How to spend your time during Ramadan

With iftars, going to Mosque and family gatherings (at least in person) off the agenda this year, Ramadan 2020 will be a time like no other. However, there are still plenty of ways to spend your time wisely during this period. Here are some of the ways the Kintsugi team will be spending our time during this holy month…

Read

Most of us wish we had time to read more, and with social isolation taking place throughout much of the world, we have been afforded some rare hours to rest, read and contemplate. Pick up new authors and expand your go-to reading material. If you need some help, these are the latest titles that the Kintsugi team have been reading, and of course you can turn to the Qu’ran during this time, a page or so each morning will set you up for the day ahead.

Learn to meditate

It’s a universal truth that the people who ‘don’t have time’ to meditate are the ones who would benefit the most from it. However, in this new slowed down world, devoid of commutes and commitments, perhaps you can use this time to explore the world of meditation, even just a few minutes a day will reap huge rewards. Headspace and Calm are great places to start. Or try it on your own with our Kintsugi guide here.

Cultivate a good habit

Drink more water, begin your day by stretching or simply move your phone away from your bed so it’s not the first thing you see each morning… is there a small thing that could make a big difference to your life? Small habits can take just 21 days to become automatic, meaning that by the end of Ramadan you could be doing it without noticing. Track your progress on Strides App.

Connect with family

While big iftars are sadly off the agenda this year, can you find other ways to connect with family? Perhaps you can set up a family zoom call, taking care to introduce the technology to anyone unfamiliar with it, and use it as a way to catch up or to organise prayers as a family. Or perhaps you can start a family tree project, tracing back your lineage through the generations – your future family will thank you.

Organise your memories

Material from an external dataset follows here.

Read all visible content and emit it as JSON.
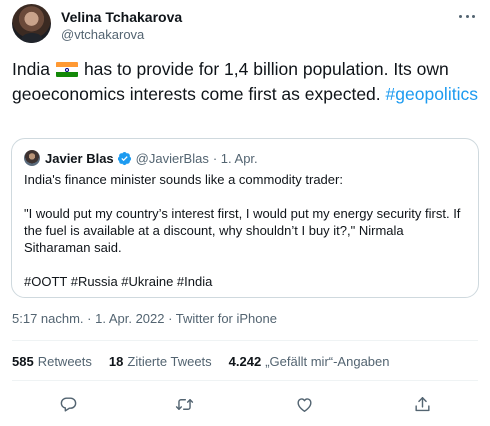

Remember the days of boxes of photos with fingerprints and writing on the back, always waiting for a future date to be filed neatly into frames and albums? Today these are more likely to be on your phone than in a shoebox, and yet despite being filed and organised, there is something more real and lovely about physical photographs, to be able to hold them in your hands or walk past them on your staircase and pause to take in a memory. Take this time to plunder your archives and send your favourites to be printed for frames or put them in a printed album by Kintsugi favourites Papier or Milk.

Learn a new skill

Have you always wanted to learn a language or get to grips with photography, or perhaps you have always planned to write a book someday… with the additional time at your disposal why not try to dedicate a small amount of time each a day to learning this new skill. Try not to make it a chore, if your mind immediately goes to two-hour-long French lessons in school you will feel overwhelmed and uninspired. Happily, according to the Babbel App the key to success is actually slowing down your learning so you can properly commit vocabulary to your long-term memory, just 15 minutes a day is enough to get started and commit. For a new skill, check out Masterclass, where you can learn directly from some of the world’s most accomplished names from Margaret Atwood to Annie Lebowitz.

Gardening

There is nothing like getting back to nature to sooth and heal our busy minds and to remind us of the beauty of the world around us. If you have outdoor space can you tend to the flowers and plants as best you can right now, if not, can you plant some seeds in your kitchen.

Gratitude list

Each day, take a moment to pause and consider ten things that you are truly grateful for (you can write them in a diary or notebook or even just count them off your fingers). This year more than ever, we have all been presented with an opportunity appreciate things that we usually take for granted, from everyday groceries and technology to connect us all to our health. See if you can keep it going throughout the year.

Working

Finally, if you are a key worker, or working from home during Ramadan, remember to take regular breaks throughout the day for rest and reflection, perhaps around salaah times.

Ramadan Kareem.